There was drama, however, as the motorcade reversed back onto the road. A senior commander quickly sprinted towards one of the vehicles with his wallet open.

“Please drive to Nandos next to Jeevanjee Gardens and buy a packet of chips, soda and chicken. Mzee has nothing to eat at State House,” he told the occupants. It would shock the staff at the eatery that night to learn that the presidential escort Benz parked right outside the entrance was meant to deliver food for Mzee Kibaki before he retired to bed.

“We swore to protect his image and dignity,’’ a former top official revealed later that week. “He cherished his privacy and we respected his distance.”

For reporters, there were many days with such drama. One time, journalists were invited to cover the President being discharged from Nairobi Hospital. The shocker was that the discharge was delayed because apparently he had no shoes! Reporters had to wait until a pair was delivered.

Earlier, one newspaper had published a story about the President being admitted but got the dates wrong and had to apologise. I spoke to sources who confirmed that indeed Kibaki had had an accident in his bedroom.
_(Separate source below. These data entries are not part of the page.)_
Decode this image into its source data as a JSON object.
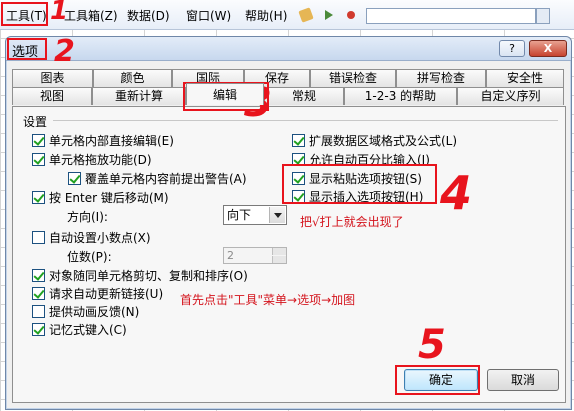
{
  "menubar": {
    "tools_label": "工具(T)",
    "toolbox_label": "工具箱(Z)",
    "data_label": "数据(D)",
    "window_label": "窗口(W)",
    "help_label": "帮助(H)"
  },
  "dialog": {
    "title": "选项",
    "help_button": "?",
    "close_button": "X",
    "tabs_row1": [
      "图表",
      "颜色",
      "国际",
      "保存",
      "错误检查",
      "拼写检查",
      "安全性"
    ],
    "tabs_row2": [
      "视图",
      "重新计算",
      "编辑",
      "常规",
      "1-2-3 的帮助",
      "自定义序列"
    ],
    "active_tab": "编辑",
    "section_title": "设置",
    "left_options": [
      {
        "label": "单元格内部直接编辑(E)",
        "checked": true
      },
      {
        "label": "单元格拖放功能(D)",
        "checked": true
      },
      {
        "label": "覆盖单元格内容前提出警告(A)",
        "checked": true
      },
      {
        "label": "按 Enter 键后移动(M)",
        "checked": true
      },
      {
        "label": "自动设置小数点(X)",
        "checked": false
      },
      {
        "label": "对象随同单元格剪切、复制和排序(O)",
        "checked": true
      },
      {
        "label": "请求自动更新链接(U)",
        "checked": true
      },
      {
        "label": "提供动画反馈(N)",
        "checked": false
      },
      {
        "label": "记忆式键入(C)",
        "checked": true
      }
    ],
    "right_options": [
      {
        "label": "扩展数据区域格式及公式(L)",
        "checked": true
      },
      {
        "label": "允许自动百分比输入(I)",
        "checked": true
      },
      {
        "label": "显示粘贴选项按钮(S)",
        "checked": true
      },
      {
        "label": "显示插入选项按钮(H)",
        "checked": true
      }
    ],
    "direction_label": "方向(I):",
    "direction_value": "向下",
    "places_label": "位数(P):",
    "places_value": "2",
    "ok_button": "确定",
    "cancel_button": "取消"
  },
  "annotations": {
    "step1": "1",
    "step2": "2",
    "step3": "3",
    "step4": "4",
    "step5": "5",
    "note_check": "把√打上就会出现了",
    "note_path": "首先点击\"工具\"菜单→选项→加图"
  },
  "colors": {
    "annotation": "#e8141d",
    "check": "#21a121"
  }
}
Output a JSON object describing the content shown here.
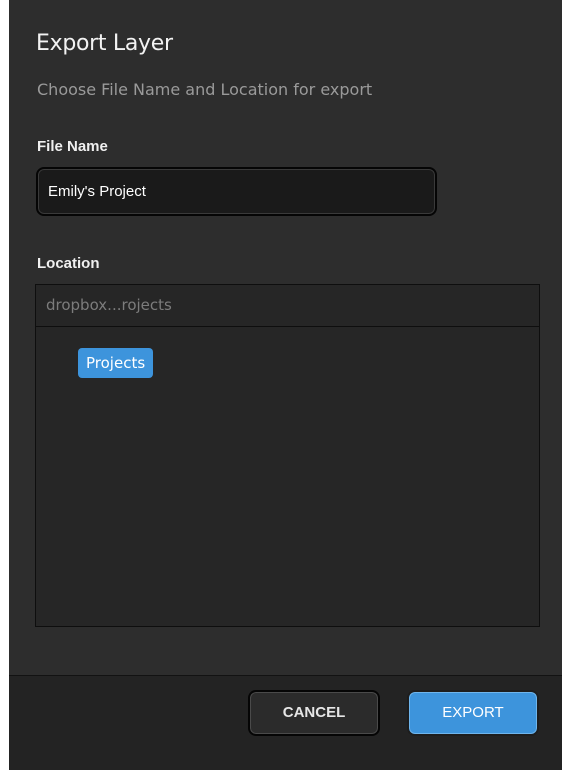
{
  "dialog": {
    "title": "Export Layer",
    "subtitle": "Choose File Name and Location for export"
  },
  "file_name": {
    "label": "File Name",
    "value": "Emily's Project"
  },
  "location": {
    "label": "Location",
    "path": "dropbox...rojects",
    "folders": [
      "Projects"
    ]
  },
  "buttons": {
    "cancel": "CANCEL",
    "export": "EXPORT"
  },
  "colors": {
    "accent": "#3d94dc",
    "background": "#2d2d2d",
    "footer": "#232323"
  }
}
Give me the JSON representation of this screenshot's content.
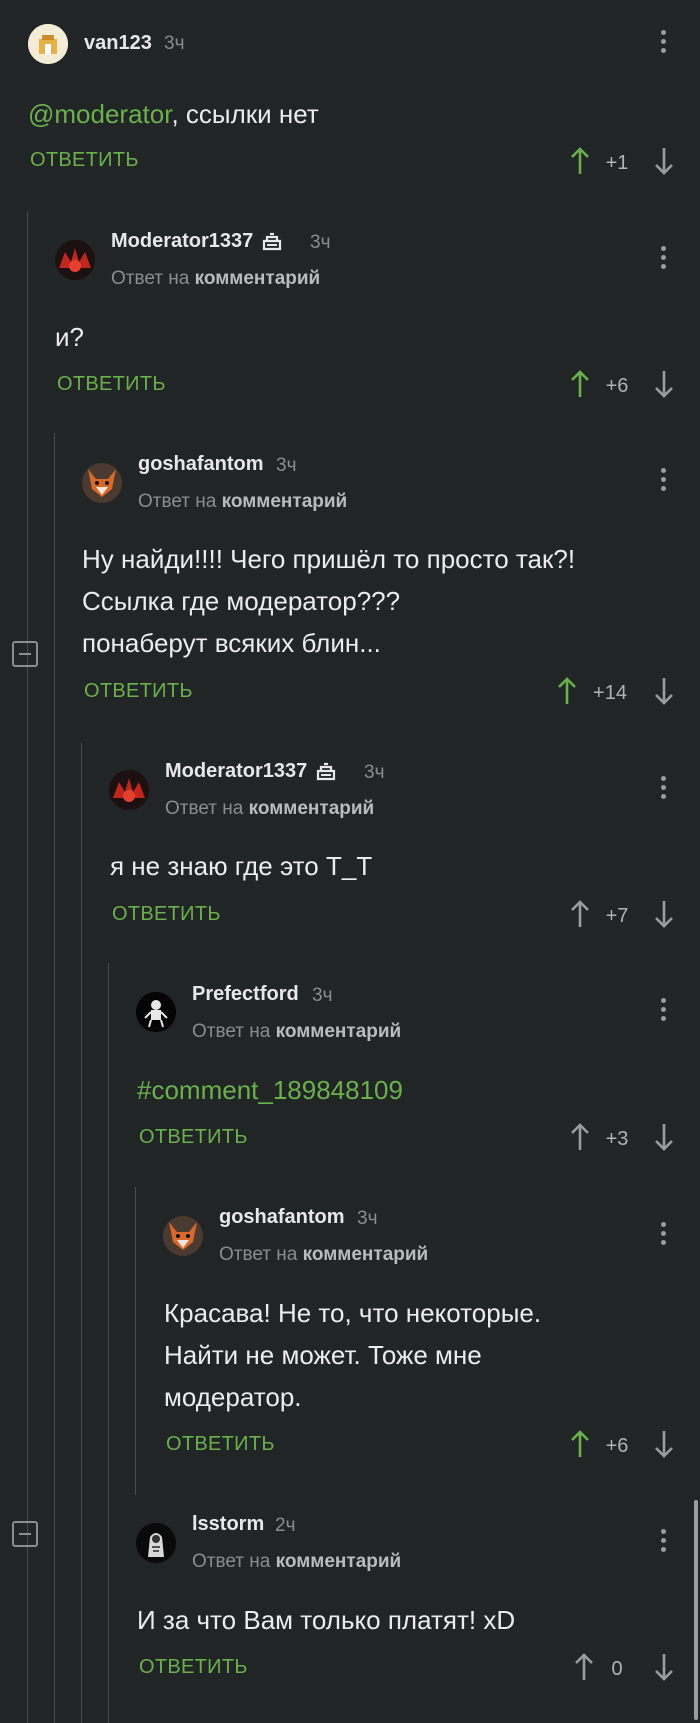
{
  "labels": {
    "reply_to_prefix": "Ответ на",
    "reply_to_target": "комментарий",
    "reply_button": "ОТВЕТИТЬ"
  },
  "colors": {
    "background": "#222526",
    "accent_green": "#6ab04c",
    "muted": "#8a8d8f"
  },
  "comments": [
    {
      "user": "van123",
      "time": "3ч",
      "body_mention": "@moderator",
      "body_text": ",  ссылки нет",
      "score": "+1",
      "upvoted": true
    },
    {
      "user": "Moderator1337",
      "moderator": true,
      "time": "3ч",
      "body_lines": [
        "и?"
      ],
      "score": "+6",
      "upvoted": true
    },
    {
      "user": "goshafantom",
      "time": "3ч",
      "body_lines": [
        "Ну найди!!!! Чего пришёл то просто так?!",
        "Ссылка где модератор???",
        "понаберут всяких блин..."
      ],
      "score": "+14",
      "upvoted": true
    },
    {
      "user": "Moderator1337",
      "moderator": true,
      "time": "3ч",
      "body_lines": [
        "я не знаю где это Т_Т"
      ],
      "score": "+7",
      "upvoted": false
    },
    {
      "user": "Prefectford",
      "time": "3ч",
      "body_link": "#comment_189848109",
      "score": "+3",
      "upvoted": false
    },
    {
      "user": "goshafantom",
      "time": "3ч",
      "body_lines": [
        "Красава! Не то, что некоторые.",
        "Найти не может. Тоже мне",
        "модератор."
      ],
      "score": "+6",
      "upvoted": true
    },
    {
      "user": "lsstorm",
      "time": "2ч",
      "body_lines": [
        "И за что Вам только платят! xD"
      ],
      "score": "0",
      "upvoted": false
    }
  ]
}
His caregivers fled and only two people were left in the room; Materi Keriri - who was of the opinion that they should sneak the President to hospital - and the Aide-de-Camp, forever the military professional, who said that was not how to handle a Commander-in-Chief.

“What will we tell Kenyans if anything happens to him in our hands?” he asked Mr Keriri.

Later that evening, Mr Kibaki was taken to hospital as his top aides drafted a statement informing Kenyans that the President “has this evening been admitted to Nairobi Hospital for a routine check-up”.

To ally public fears, journalists were invited to cover as the President was being discharged a few days later. However, after he had dressed up, his team realised they had not carried his shoes. By that time, journalists and VIPs were waiting at the front steps of the hospital.

Suddenly, there was commotion as a top aide shouted at young security officers; “number nine, number nine! Bata at Hughes House ground floor!” They sped off and, after a while, they arrived back, brakes screeching, with a Bata package. Voila! The President had new shoes. The fact that he walked with unease and his shoe laces were loose was attributed to the accident he had survived when his campaign vehicle had crashed in Machakos ahead of the December 2002 election.

He left hospital to recuperate at State House in what turned out to be a long and dreary process that at times necessitated that he be driven around to “see the outside world and breathe fresh air”.

To be continued tomorrow

Mr Tanui is the Group Executive Editor and Head of News at the Standard Group